Corn oil - Like soy and palm, corn has a consistent big demand in the market. This is because it is easier to cultivate and is much cheaper than other oils in general. Corn oil is vegan in general but is not healthy. Genetic modification of corn crops can also risk contamination of animal genes.
Palm oil - It is derived from palm fruit, which grows on African oil palm trees. In principle, palm oil is vegan, but many vegans choose to avoid the oil, because they argue that extraction of palm oil exploits animals and causes them pain and suffering, something vegans avoid
Canola oil and Rapseed - Canola and Rapseed oil does not include any animal ingredients. It is a light vegetable oil derived from rapeseed plant. Canola oil does not have a great flavor which may have limited its use to cooking and baking. The association of rapeseed plant with Monsanto is another reason why vegans are uneasy with canola oil.
Cottonseed oil - Cottonseed is a less commonly known oil made of cottonseeds. Untreated cottonseed oil is actually toxic and often used as a pesticide. So it needs refinement before it's ready for human consumption. Cottonseed oil is vegan as it's typically free from animal ingredients. Cottonseed oil is high in polyunsaturated fat which can help lower LDL (“bad” cholesterol) and increase HDL (“good” cholesterol). But, it's also high in saturated fat, which has the opposite effect on cholesterol and increases the risk of heart disease.
Grapeseed oil - These fats tend to react with oxygen at high heat, forming harmful compounds and free radicals. Because grapeseed oil is incredibly high in polyunsaturated fats, it really is one of the worst oils you could possibly use for frying.
Anything That's "Partially Hydrogenated" - This can be anything, like partially hydrogenated vegetable and soybean oil. Hydrogenated oils and fats are extra-saturated and can increase "bad" LDL cholesterol and decrease "good" HDL cholesterol. They're typically found in processed foods and snack items with a longer shelf-life, so double-check those, too.
Safflower oil - Safflower oil may contribute to heart health in other ways too. The unsaturated fats in safflower oil can thin the blood and make platelets less sticky. This might help prevent blood clots that can lead to heart attack and stroke

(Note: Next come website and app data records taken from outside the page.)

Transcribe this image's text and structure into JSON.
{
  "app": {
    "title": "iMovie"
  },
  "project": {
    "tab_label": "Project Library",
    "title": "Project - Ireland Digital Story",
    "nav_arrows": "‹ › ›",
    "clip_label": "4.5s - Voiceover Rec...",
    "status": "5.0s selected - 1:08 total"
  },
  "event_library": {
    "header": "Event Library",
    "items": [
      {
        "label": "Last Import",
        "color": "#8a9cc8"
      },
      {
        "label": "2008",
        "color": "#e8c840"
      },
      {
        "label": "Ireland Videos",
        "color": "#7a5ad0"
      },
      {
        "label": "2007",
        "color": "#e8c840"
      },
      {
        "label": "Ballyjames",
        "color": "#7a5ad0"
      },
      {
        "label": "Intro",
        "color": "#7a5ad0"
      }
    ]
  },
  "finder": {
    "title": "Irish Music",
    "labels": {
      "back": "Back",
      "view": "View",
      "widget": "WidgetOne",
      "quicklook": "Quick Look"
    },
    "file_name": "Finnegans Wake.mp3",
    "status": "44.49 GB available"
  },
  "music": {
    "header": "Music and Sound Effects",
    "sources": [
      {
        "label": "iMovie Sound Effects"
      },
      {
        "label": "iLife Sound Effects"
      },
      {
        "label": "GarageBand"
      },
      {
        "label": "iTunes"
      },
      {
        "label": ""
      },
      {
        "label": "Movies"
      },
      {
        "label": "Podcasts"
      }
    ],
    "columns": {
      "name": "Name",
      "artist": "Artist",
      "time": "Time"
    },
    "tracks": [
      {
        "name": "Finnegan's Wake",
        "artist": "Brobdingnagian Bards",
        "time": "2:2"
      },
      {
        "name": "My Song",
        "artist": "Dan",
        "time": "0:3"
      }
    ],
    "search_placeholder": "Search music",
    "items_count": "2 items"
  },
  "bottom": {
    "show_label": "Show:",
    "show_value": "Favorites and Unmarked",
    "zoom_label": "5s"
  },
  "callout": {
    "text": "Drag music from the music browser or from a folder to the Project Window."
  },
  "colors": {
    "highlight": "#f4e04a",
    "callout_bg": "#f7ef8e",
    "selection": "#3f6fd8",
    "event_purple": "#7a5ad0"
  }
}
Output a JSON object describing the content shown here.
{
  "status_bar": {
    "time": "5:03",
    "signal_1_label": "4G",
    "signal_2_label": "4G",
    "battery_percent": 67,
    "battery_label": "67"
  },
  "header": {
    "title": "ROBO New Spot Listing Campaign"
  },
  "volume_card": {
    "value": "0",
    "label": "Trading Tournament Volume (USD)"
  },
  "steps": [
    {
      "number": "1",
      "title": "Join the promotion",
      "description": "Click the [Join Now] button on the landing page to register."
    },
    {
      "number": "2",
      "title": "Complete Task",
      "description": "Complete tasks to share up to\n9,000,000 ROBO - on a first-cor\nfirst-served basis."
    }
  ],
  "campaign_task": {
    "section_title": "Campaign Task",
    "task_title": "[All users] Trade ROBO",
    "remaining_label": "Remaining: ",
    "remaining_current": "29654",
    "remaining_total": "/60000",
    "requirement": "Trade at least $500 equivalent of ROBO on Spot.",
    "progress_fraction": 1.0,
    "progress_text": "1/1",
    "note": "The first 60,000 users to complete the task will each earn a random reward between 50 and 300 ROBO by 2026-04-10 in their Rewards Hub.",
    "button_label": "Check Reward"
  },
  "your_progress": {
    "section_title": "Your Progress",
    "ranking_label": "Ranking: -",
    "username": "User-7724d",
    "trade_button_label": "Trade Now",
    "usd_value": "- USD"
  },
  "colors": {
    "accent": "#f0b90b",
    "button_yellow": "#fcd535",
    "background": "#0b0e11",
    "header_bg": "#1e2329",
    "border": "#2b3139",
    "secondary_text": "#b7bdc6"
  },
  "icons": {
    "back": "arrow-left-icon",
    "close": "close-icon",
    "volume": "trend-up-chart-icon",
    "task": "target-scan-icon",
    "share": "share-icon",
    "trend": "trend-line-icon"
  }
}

Rice bran oil - Rice Bran Oil has a balanced amount of monounsaturated, polyunsaturated and saturated fats. It is also considered a heart-friendly oil that can help improve your cholesterol. "Rice bran might help lower cholesterol because it contains the right amount of oryzanol which is an antioxidant.
One study also looked at common vegetable oils on food shelves in the U.S. market and discovered that they contain between 0.56 to 4.2% trans fats, which are highly toxic. It's important to read labels. If you find any of these oils on a packaged food that you are about to eat, then it's best to purchase something else.
To make sure that your fats and oils don't go rancid, it is important to keep a few things in mind. Don't buy large batches at a time. Buy smaller ones, that way you will most likely use them before they get the chance to damage. When it comes to unsaturated fats like olive, palm, avocado oil and some others, it is important to keep them in an environment where they are less likely to oxidize and go rancid. The main drivers behind oxidative damage of cooking oils are heat, oxygen and light. Therefore, keep them in a cool, dry, dark place and make sure to screw the lid on as soon as you're done using them.